I’ve just listened to another interview you gave, and noted yet again that you consider light control of utmost importance. I have several suggestions from the fabric store. There is a material that really does work perfectly for light control at a reasonable cost (helped by the readily available Joann Fabric Store – also online – 50% off coupons): drapery lining material referred to as ‘blackout’ fabric. A common brand of this fabric is Roc-Lon, if searching Joann.com online for it.
Another fabric I’ve worked with is the Warm Window insulated shade system (www.warmcompany.com and also carried at most Joann Fabric stores). This system uses multiple layers of fabric which not only produces a blackout effect but also provides a vapor barrier and a nice layer of insulation for windows. This fabric can be used to make something like a balloon shade, which can be raised and lowered according to need without removing/disassembling anything. They look great, as this fabric is covered with an attractive fabric of your choice. I’ve made these myself and they do work incredibly well. This system (check the web site) recommends sewing magnetic tape into the outer edges of the shade and putting magnetic tape onto the edge of the window where the fabric should meet to form a seal. I’m trying to think of something other than magnets as they may not last as long as you need them or be ‘my-life-depends-on-it’ strong. The fabric is kind of expensive, but it doesn’t scream ‘prepper’, looks good in any home, and adds insulation value to the window every single day.
Both these fabrics are ideal also for those who need total darkness to sleep or trying to sleep during daylight hours. These fabrics are vastly superior to any other kind of blackout fabric attempts such as window quilts that just use multiple layers of heavy fabrics.
The Roc-Lon blackout fabric is light enough to be held up on the interior of a window casing by an el-cheapo tension cafe rod. For those who would like to try this fabric but are not sewers I have used safety pins to fasten the top of the fabric to the tension rod (top and bottom rods can both be used – fold a bit of fabric around the rod then pin into place at roughly 3-5″ intervals) and then removed/replaced each morning/night. This would be an inexpensive way to test this fabric for yourself.

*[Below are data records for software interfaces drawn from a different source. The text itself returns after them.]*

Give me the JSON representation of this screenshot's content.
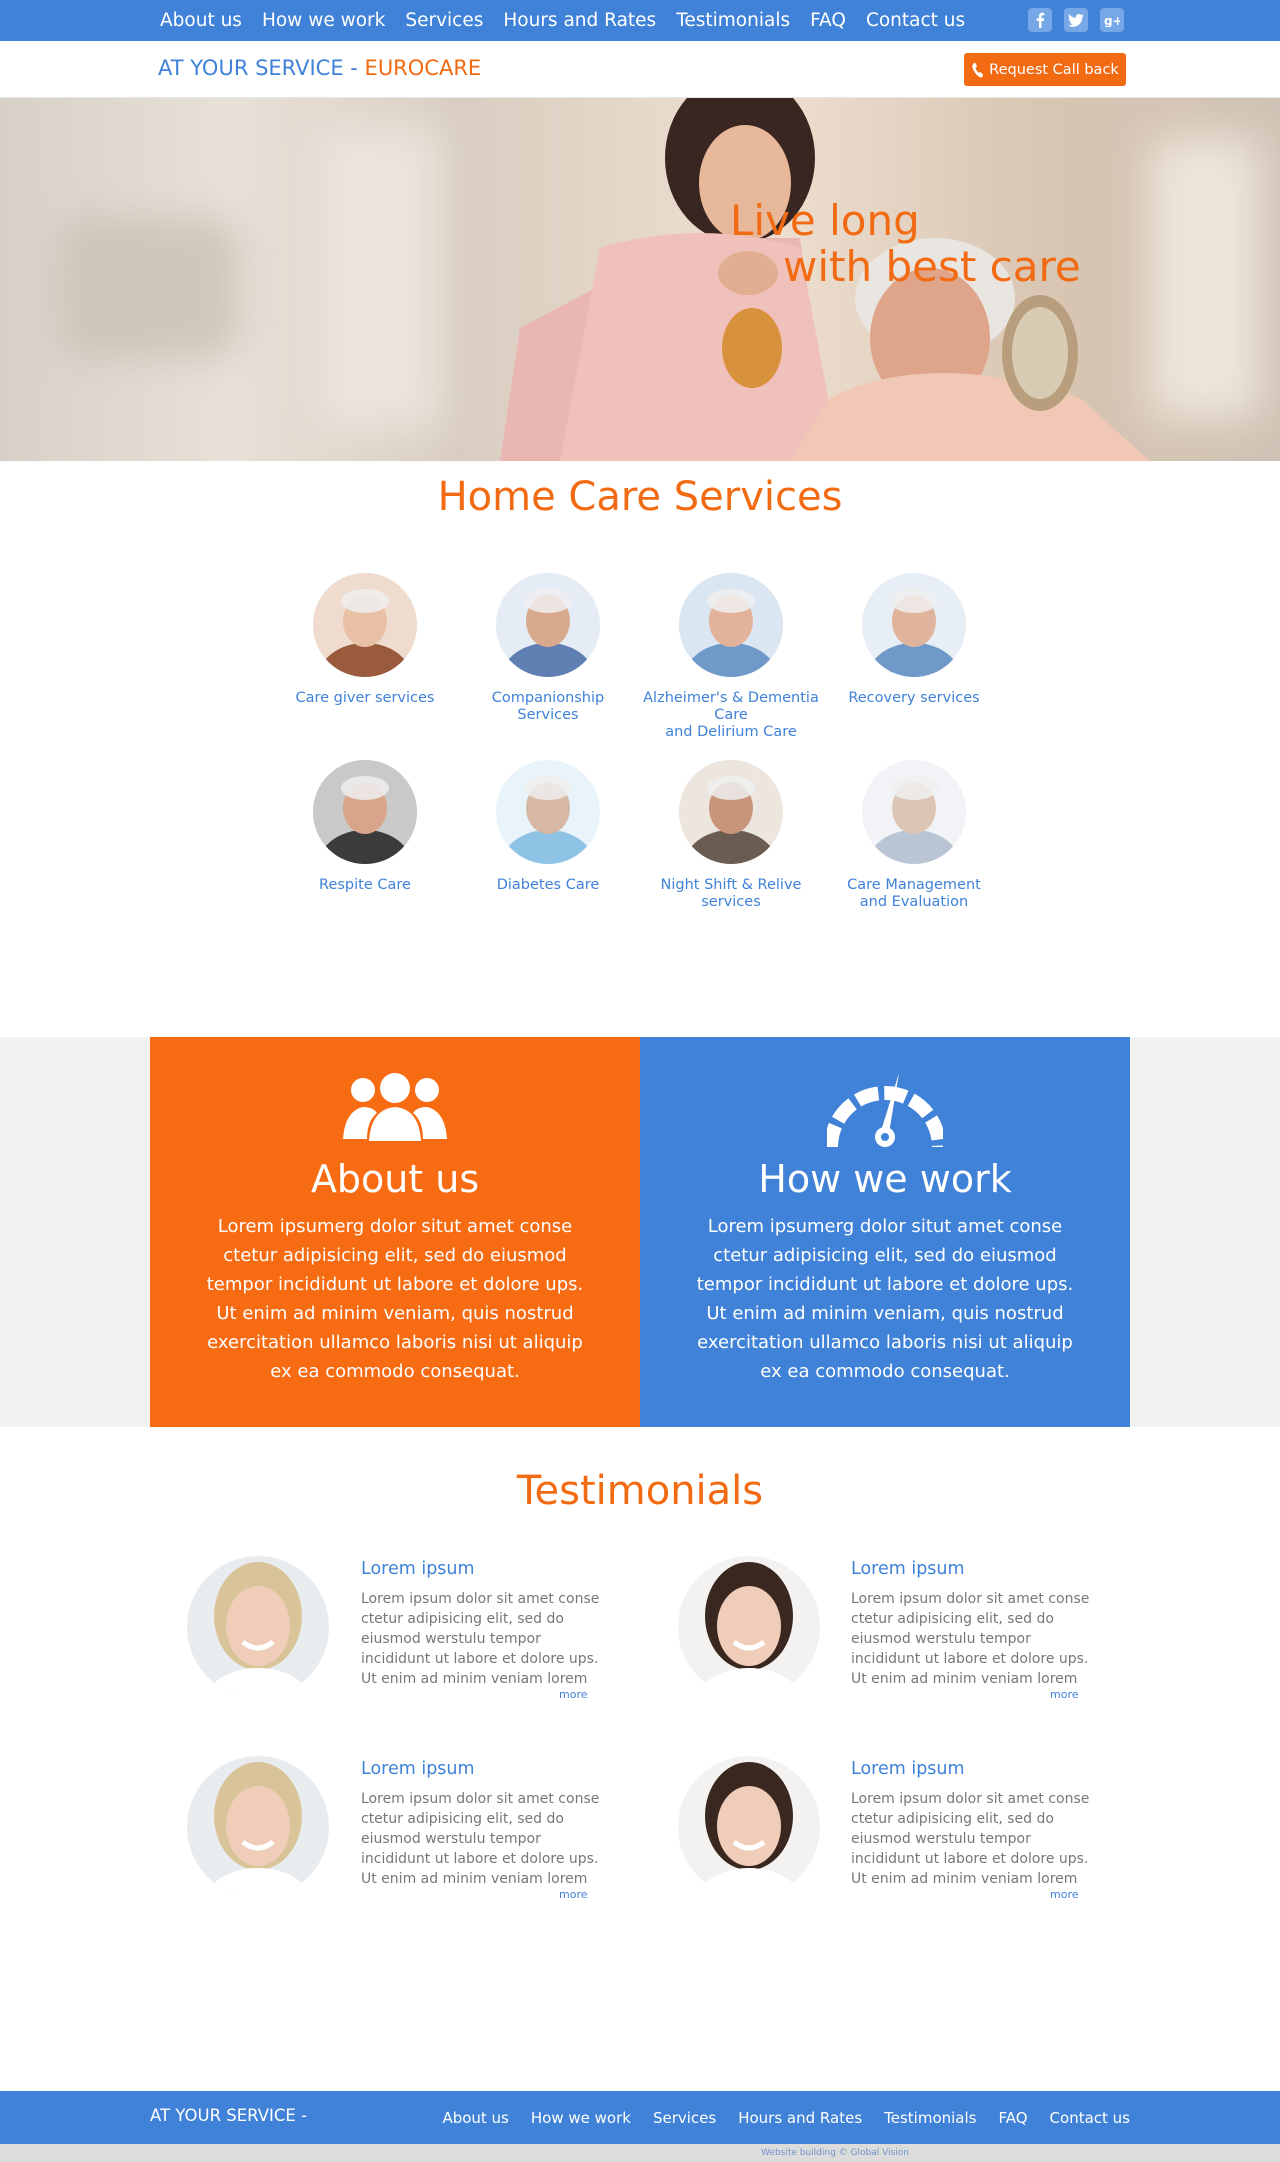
{
  "nav": {
    "links": [
      "About us",
      "How we work",
      "Services",
      "Hours and Rates",
      "Testimonials",
      "FAQ",
      "Contact us"
    ],
    "social": [
      "facebook-icon",
      "twitter-icon",
      "google-plus-icon"
    ]
  },
  "brand": {
    "prefix": "AT YOUR SERVICE - ",
    "accent": "EUROCARE"
  },
  "callback": {
    "label": "Request Call back",
    "icon": "phone-icon"
  },
  "hero": {
    "line1": "Live long",
    "line2": "with best care"
  },
  "services": {
    "title": "Home Care Services",
    "items": [
      {
        "label": "Care giver services"
      },
      {
        "label": "Companionship\nServices"
      },
      {
        "label": "Alzheimer's & Dementia\nCare\nand Delirium Care"
      },
      {
        "label": "Recovery services"
      },
      {
        "label": "Respite Care"
      },
      {
        "label": "Diabetes Care"
      },
      {
        "label": "Night Shift & Relive\nservices"
      },
      {
        "label": "Care Management\nand Evaluation"
      }
    ]
  },
  "features": {
    "about": {
      "title": "About us",
      "icon": "users-icon",
      "text": "Lorem ipsumerg dolor situt amet conse ctetur adipisicing elit, sed do eiusmod tempor incididunt ut labore et dolore ups. Ut enim ad minim veniam, quis nostrud exercitation ullamco laboris nisi ut aliquip ex ea commodo consequat."
    },
    "how": {
      "title": "How we work",
      "icon": "speedometer-icon",
      "text": "Lorem ipsumerg dolor situt amet conse ctetur adipisicing elit, sed do eiusmod tempor incididunt ut labore et dolore ups. Ut enim ad minim veniam, quis nostrud exercitation ullamco laboris nisi ut aliquip ex ea commodo consequat."
    }
  },
  "testimonials": {
    "title": "Testimonials",
    "items": [
      {
        "name": "Lorem ipsum",
        "text": "Lorem ipsum dolor sit amet conse ctetur adipisicing elit, sed do eiusmod werstulu tempor incididunt ut labore et dolore ups. Ut enim ad minim veniam lorem",
        "more": "more"
      },
      {
        "name": "Lorem ipsum",
        "text": "Lorem ipsum dolor sit amet conse ctetur adipisicing elit, sed do eiusmod werstulu tempor incididunt ut labore et dolore ups. Ut enim ad minim veniam lorem",
        "more": "more"
      },
      {
        "name": "Lorem ipsum",
        "text": "Lorem ipsum dolor sit amet conse ctetur adipisicing elit, sed do eiusmod werstulu tempor incididunt ut labore et dolore ups. Ut enim ad minim veniam lorem",
        "more": "more"
      },
      {
        "name": "Lorem ipsum",
        "text": "Lorem ipsum dolor sit amet conse ctetur adipisicing elit, sed do eiusmod werstulu tempor incididunt ut labore et dolore ups. Ut enim ad minim veniam lorem",
        "more": "more"
      }
    ]
  },
  "footer": {
    "brand": "AT YOUR SERVICE -",
    "links": [
      "About us",
      "How we work",
      "Services",
      "Hours and Rates",
      "Testimonials",
      "FAQ",
      "Contact us"
    ],
    "credit": "Website building © Global Vision"
  },
  "colors": {
    "brand_blue": "#3f82d8",
    "brand_orange": "#f26a12",
    "band_gray": "#f2f2f2"
  }
}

For those who don’t sew, go to a fabric store to look at the fabric for yourself; then ask if the sales staff know of a local person who would make these up for you. A local fabric shop likely has many, many business cards from local seamstresses who are experienced and looking for work. Since it’s not obviously ‘prepper’, there’s no loss of OpSec.
Good luck to us all, – Lilia